» **THE PROBLEM**: Skip all lines in the entries below that come before the one containing "What data populates". Repeat that line and the rest exactly.

» **THE INPUT**:
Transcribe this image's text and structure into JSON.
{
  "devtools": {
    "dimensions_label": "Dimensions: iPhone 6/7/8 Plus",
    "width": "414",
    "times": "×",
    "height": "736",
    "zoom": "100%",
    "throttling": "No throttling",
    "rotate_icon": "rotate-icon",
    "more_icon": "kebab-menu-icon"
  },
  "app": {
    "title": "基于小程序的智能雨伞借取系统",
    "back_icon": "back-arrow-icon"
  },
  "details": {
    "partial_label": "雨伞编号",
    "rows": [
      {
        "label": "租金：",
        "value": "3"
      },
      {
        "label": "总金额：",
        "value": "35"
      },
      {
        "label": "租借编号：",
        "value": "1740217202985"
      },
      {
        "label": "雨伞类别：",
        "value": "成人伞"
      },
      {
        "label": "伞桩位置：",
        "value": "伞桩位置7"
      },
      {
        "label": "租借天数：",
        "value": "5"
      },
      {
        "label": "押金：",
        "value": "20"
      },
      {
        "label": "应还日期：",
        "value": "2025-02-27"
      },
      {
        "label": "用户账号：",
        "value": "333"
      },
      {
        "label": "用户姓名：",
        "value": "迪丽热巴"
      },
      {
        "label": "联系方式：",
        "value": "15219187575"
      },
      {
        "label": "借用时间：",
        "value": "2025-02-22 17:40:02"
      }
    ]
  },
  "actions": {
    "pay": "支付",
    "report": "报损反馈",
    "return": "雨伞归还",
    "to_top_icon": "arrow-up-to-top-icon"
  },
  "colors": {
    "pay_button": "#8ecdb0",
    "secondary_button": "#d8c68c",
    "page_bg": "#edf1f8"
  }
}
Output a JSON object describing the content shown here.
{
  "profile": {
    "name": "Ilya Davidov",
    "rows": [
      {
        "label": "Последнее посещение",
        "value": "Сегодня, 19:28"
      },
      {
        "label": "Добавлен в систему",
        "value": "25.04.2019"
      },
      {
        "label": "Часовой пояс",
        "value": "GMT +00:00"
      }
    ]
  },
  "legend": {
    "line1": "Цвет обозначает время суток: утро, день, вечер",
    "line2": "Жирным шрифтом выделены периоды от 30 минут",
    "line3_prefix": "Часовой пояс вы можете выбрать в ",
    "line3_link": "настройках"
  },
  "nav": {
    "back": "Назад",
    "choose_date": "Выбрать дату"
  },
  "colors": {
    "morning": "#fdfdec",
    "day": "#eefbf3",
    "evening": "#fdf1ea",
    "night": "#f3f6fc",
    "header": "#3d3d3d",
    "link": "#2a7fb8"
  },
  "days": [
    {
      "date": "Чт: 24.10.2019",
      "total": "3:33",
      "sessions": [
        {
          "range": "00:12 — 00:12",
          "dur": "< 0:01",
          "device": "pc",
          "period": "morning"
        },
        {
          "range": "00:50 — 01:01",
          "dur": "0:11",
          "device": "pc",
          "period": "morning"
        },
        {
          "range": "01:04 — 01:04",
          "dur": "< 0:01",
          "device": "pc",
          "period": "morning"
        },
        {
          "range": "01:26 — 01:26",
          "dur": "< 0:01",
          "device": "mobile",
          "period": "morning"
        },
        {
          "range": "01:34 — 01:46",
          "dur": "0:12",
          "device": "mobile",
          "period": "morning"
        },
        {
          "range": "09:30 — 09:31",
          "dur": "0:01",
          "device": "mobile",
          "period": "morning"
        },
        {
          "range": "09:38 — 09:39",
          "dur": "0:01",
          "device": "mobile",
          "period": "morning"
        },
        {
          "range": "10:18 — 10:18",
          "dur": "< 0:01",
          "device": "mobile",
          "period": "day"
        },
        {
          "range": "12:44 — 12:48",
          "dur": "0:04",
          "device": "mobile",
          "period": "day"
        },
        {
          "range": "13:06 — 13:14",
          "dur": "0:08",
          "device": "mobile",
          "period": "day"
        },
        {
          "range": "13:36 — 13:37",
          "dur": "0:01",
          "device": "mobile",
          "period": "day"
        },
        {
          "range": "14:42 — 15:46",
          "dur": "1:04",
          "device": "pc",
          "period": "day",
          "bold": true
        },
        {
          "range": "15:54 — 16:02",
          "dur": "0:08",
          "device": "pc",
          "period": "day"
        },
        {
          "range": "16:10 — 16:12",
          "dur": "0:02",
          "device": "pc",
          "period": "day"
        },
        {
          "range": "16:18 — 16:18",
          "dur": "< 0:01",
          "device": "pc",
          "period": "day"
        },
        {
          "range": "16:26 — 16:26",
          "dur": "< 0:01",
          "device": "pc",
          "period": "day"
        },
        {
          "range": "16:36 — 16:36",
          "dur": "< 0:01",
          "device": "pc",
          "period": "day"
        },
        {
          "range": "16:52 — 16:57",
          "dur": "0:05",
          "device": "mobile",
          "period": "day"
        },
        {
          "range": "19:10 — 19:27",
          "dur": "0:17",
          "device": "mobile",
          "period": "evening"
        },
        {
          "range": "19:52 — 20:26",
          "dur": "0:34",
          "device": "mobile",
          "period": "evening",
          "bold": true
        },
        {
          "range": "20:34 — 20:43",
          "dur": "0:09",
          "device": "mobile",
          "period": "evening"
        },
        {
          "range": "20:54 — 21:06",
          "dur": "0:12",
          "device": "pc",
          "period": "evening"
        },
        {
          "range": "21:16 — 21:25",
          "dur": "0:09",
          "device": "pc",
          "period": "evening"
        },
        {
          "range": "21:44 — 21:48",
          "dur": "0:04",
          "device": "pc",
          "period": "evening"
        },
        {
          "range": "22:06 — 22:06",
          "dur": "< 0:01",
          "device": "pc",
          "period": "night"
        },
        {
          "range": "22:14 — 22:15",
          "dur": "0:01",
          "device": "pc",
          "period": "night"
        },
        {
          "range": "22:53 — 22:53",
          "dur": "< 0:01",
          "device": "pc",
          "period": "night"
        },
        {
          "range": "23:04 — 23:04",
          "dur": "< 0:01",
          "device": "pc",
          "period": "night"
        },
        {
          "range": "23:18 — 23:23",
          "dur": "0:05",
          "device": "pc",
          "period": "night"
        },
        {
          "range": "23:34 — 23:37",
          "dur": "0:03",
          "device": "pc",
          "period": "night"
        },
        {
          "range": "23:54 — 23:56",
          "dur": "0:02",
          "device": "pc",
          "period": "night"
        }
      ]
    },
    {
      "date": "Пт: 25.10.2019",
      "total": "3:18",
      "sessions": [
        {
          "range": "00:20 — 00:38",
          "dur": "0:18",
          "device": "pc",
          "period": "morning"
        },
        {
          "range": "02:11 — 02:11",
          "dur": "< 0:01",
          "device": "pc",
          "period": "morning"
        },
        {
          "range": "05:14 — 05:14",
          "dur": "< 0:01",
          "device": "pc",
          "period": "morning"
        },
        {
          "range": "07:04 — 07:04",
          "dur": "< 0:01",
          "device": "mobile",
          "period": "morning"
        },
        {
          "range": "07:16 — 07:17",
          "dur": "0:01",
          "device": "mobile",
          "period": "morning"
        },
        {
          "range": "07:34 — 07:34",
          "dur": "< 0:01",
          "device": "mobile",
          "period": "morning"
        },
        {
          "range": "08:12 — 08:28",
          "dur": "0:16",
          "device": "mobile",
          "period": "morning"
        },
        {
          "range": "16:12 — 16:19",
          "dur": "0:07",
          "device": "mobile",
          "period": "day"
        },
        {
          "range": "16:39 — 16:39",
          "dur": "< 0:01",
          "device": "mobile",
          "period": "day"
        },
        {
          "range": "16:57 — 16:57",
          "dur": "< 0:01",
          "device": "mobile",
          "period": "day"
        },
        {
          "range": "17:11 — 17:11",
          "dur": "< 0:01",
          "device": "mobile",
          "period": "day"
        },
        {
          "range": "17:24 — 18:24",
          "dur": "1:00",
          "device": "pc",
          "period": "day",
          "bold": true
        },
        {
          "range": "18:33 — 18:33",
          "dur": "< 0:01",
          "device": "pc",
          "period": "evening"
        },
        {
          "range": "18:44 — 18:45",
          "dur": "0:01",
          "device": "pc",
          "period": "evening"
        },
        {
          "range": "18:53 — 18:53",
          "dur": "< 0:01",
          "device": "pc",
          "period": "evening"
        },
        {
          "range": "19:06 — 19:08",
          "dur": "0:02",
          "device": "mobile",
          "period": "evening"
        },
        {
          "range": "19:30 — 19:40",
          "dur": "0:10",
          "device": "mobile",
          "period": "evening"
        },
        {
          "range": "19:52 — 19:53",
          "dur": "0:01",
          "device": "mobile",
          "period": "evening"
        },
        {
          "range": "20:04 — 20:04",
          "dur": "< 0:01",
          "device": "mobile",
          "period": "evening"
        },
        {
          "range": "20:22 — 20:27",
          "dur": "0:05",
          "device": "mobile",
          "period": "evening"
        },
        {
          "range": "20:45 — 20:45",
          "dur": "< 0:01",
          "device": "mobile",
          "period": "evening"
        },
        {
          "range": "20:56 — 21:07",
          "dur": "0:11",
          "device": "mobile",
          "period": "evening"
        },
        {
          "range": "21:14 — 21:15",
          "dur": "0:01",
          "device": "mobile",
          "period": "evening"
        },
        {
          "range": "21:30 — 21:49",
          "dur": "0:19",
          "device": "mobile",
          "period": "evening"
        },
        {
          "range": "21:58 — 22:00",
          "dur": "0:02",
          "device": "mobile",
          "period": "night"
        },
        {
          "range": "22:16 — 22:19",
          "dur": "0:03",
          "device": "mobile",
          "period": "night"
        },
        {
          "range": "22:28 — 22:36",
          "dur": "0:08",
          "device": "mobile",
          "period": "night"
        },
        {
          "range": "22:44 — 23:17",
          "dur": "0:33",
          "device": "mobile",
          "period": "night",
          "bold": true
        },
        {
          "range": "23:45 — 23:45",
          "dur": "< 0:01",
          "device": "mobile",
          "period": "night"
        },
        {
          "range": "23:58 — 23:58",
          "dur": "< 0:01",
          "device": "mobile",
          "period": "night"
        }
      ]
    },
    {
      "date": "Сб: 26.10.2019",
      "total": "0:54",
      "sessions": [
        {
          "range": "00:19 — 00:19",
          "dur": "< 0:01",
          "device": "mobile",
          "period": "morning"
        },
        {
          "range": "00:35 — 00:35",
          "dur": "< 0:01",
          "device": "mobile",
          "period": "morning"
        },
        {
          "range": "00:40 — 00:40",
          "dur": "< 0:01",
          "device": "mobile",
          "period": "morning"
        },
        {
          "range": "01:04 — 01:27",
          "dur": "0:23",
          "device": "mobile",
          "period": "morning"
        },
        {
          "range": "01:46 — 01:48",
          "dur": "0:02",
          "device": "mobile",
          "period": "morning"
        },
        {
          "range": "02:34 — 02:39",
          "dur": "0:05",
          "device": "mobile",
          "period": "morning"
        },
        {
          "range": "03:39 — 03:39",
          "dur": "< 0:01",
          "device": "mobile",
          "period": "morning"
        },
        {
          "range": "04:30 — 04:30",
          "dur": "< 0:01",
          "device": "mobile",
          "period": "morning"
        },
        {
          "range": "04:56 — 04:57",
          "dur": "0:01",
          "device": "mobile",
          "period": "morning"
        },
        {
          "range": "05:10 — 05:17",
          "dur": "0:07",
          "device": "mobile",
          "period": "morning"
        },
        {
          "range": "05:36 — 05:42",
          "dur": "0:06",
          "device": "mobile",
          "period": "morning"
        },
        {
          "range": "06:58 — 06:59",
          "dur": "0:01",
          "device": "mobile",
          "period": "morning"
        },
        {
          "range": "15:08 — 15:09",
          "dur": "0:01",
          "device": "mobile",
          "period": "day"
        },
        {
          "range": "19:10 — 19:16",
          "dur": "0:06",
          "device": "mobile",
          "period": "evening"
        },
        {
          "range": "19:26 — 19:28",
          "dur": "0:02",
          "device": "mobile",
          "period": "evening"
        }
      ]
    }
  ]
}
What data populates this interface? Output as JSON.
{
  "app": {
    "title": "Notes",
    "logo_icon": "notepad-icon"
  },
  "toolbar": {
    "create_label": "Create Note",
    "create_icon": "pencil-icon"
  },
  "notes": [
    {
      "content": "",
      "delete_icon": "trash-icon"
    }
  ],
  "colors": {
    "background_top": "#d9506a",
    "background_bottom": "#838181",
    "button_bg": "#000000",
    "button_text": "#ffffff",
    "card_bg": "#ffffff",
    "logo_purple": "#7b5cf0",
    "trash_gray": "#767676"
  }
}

» **YOUR RESPONSE**:
What data populates this interface? Output as JSON.
{
  "app": {
    "title": "Notes",
    "logo_icon": "notepad-icon"
  },
  "toolbar": {
    "create_label": "Create Note",
    "create_icon": "pencil-icon"
  },
  "notes": [
    {
      "content": "",
      "delete_icon": "trash-icon"
    }
  ],
  "colors": {
    "background_top": "#d9506a",
    "background_bottom": "#838181",
    "button_bg": "#000000",
    "button_text": "#ffffff",
    "card_bg": "#ffffff",
    "logo_purple": "#7b5cf0",
    "trash_gray": "#767676"
  }
}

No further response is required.